(App and web page records)
----
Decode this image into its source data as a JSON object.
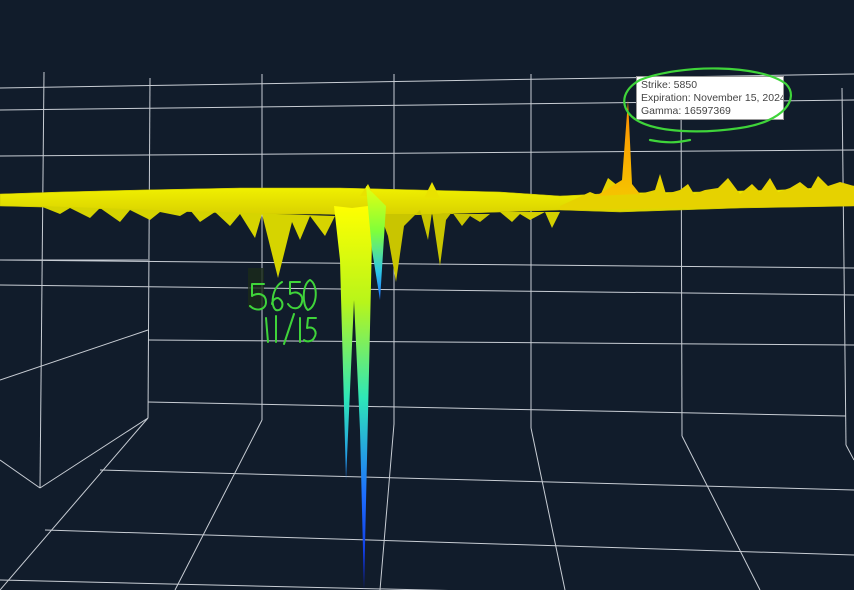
{
  "chart_data": {
    "type": "surface",
    "description_colorscale": [
      "#0a1fd6",
      "#1e90ff",
      "#2ee6c8",
      "#7fff3a",
      "#d8f000",
      "#ffff00",
      "#f5b800",
      "#ff8c00"
    ],
    "grid": true,
    "background": "#111c2b",
    "hover": {
      "strike_label": "Strike",
      "strike": "5850",
      "expiration_label": "Expiration",
      "expiration": "November 15, 2024",
      "gamma_label": "Gamma",
      "gamma": "16597369"
    },
    "notable_points": [
      {
        "strike": "5850",
        "expiration": "November 15, 2024",
        "gamma": 16597369,
        "direction": "positive-spike"
      },
      {
        "strike": "5650",
        "expiration": "11/15",
        "direction": "negative-spike"
      }
    ]
  },
  "tooltip": {
    "line1": "Strike: 5850",
    "line2": "Expiration: November 15, 2024",
    "line3": "Gamma: 16597369"
  },
  "annotations": {
    "handwritten_strike": "5650",
    "handwritten_date": "11/15",
    "ink_color": "#3fd43a"
  }
}
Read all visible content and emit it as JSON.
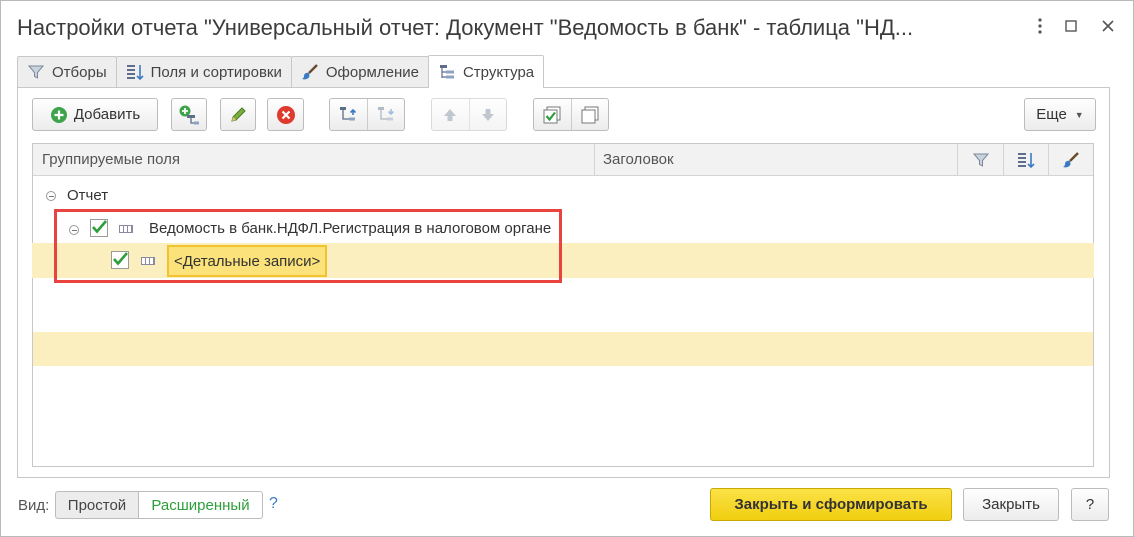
{
  "window": {
    "title": "Настройки отчета \"Универсальный отчет: Документ \"Ведомость в банк\" - таблица \"НД...",
    "controls": [
      "more",
      "maximize",
      "close"
    ]
  },
  "tabs": [
    {
      "label": "Отборы",
      "icon": "filter-icon",
      "active": false
    },
    {
      "label": "Поля и сортировки",
      "icon": "fields-sort-icon",
      "active": false
    },
    {
      "label": "Оформление",
      "icon": "brush-icon",
      "active": false
    },
    {
      "label": "Структура",
      "icon": "structure-icon",
      "active": true
    }
  ],
  "toolbar": {
    "add_label": "Добавить",
    "more_label": "Еще",
    "icons": [
      "add-group-icon",
      "edit-icon",
      "delete-icon",
      "move-up-level-icon",
      "move-down-level-icon",
      "move-up-icon",
      "move-down-icon",
      "check-all-icon",
      "uncheck-all-icon"
    ]
  },
  "grid": {
    "columns": [
      "Группируемые поля",
      "Заголовок"
    ],
    "header_icons": [
      "filter-icon",
      "fields-sort-icon",
      "brush-icon"
    ],
    "rows": [
      {
        "label": "Отчет",
        "level": 0,
        "has_toggle": true,
        "checked": null
      },
      {
        "label": "Ведомость в банк.НДФЛ.Регистрация в налоговом органе",
        "level": 1,
        "has_toggle": true,
        "checked": true
      },
      {
        "label": "<Детальные записи>",
        "level": 2,
        "has_toggle": false,
        "checked": true,
        "selected": true
      }
    ]
  },
  "footer": {
    "view_label": "Вид:",
    "view_simple": "Простой",
    "view_extended": "Расширенный",
    "help": "?",
    "generate_label": "Закрыть и сформировать",
    "close_label": "Закрыть",
    "help_button": "?"
  },
  "colors": {
    "accent_yellow": "#f1ce10",
    "selection": "#fbefc0",
    "highlight_frame": "#e8433f",
    "check_green": "#2e9e3a",
    "delete_red": "#e03a2e",
    "link_blue": "#3c7bc4"
  }
}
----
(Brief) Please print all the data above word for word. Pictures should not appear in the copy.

(Reply)
Decode this image into its source data as a JSON object.
{
  "chart_data": {
    "type": "surface",
    "description_colorscale": [
      "#0a1fd6",
      "#1e90ff",
      "#2ee6c8",
      "#7fff3a",
      "#d8f000",
      "#ffff00",
      "#f5b800",
      "#ff8c00"
    ],
    "grid": true,
    "background": "#111c2b",
    "hover": {
      "strike_label": "Strike",
      "strike": "5850",
      "expiration_label": "Expiration",
      "expiration": "November 15, 2024",
      "gamma_label": "Gamma",
      "gamma": "16597369"
    },
    "notable_points": [
      {
        "strike": "5850",
        "expiration": "November 15, 2024",
        "gamma": 16597369,
        "direction": "positive-spike"
      },
      {
        "strike": "5650",
        "expiration": "11/15",
        "direction": "negative-spike"
      }
    ]
  },
  "tooltip": {
    "line1": "Strike: 5850",
    "line2": "Expiration: November 15, 2024",
    "line3": "Gamma: 16597369"
  },
  "annotations": {
    "handwritten_strike": "5650",
    "handwritten_date": "11/15",
    "ink_color": "#3fd43a"
  }
}
Read all visible content and emit it as JSON.
{
  "window": {
    "title": "Настройки отчета \"Универсальный отчет: Документ \"Ведомость в банк\" - таблица \"НД...",
    "controls": [
      "more",
      "maximize",
      "close"
    ]
  },
  "tabs": [
    {
      "label": "Отборы",
      "icon": "filter-icon",
      "active": false
    },
    {
      "label": "Поля и сортировки",
      "icon": "fields-sort-icon",
      "active": false
    },
    {
      "label": "Оформление",
      "icon": "brush-icon",
      "active": false
    },
    {
      "label": "Структура",
      "icon": "structure-icon",
      "active": true
    }
  ],
  "toolbar": {
    "add_label": "Добавить",
    "more_label": "Еще",
    "icons": [
      "add-group-icon",
      "edit-icon",
      "delete-icon",
      "move-up-level-icon",
      "move-down-level-icon",
      "move-up-icon",
      "move-down-icon",
      "check-all-icon",
      "uncheck-all-icon"
    ]
  },
  "grid": {
    "columns": [
      "Группируемые поля",
      "Заголовок"
    ],
    "header_icons": [
      "filter-icon",
      "fields-sort-icon",
      "brush-icon"
    ],
    "rows": [
      {
        "label": "Отчет",
        "level": 0,
        "has_toggle": true,
        "checked": null
      },
      {
        "label": "Ведомость в банк.НДФЛ.Регистрация в налоговом органе",
        "level": 1,
        "has_toggle": true,
        "checked": true
      },
      {
        "label": "<Детальные записи>",
        "level": 2,
        "has_toggle": false,
        "checked": true,
        "selected": true
      }
    ]
  },
  "footer": {
    "view_label": "Вид:",
    "view_simple": "Простой",
    "view_extended": "Расширенный",
    "help": "?",
    "generate_label": "Закрыть и сформировать",
    "close_label": "Закрыть",
    "help_button": "?"
  },
  "colors": {
    "accent_yellow": "#f1ce10",
    "selection": "#fbefc0",
    "highlight_frame": "#e8433f",
    "check_green": "#2e9e3a",
    "delete_red": "#e03a2e",
    "link_blue": "#3c7bc4"
  }
}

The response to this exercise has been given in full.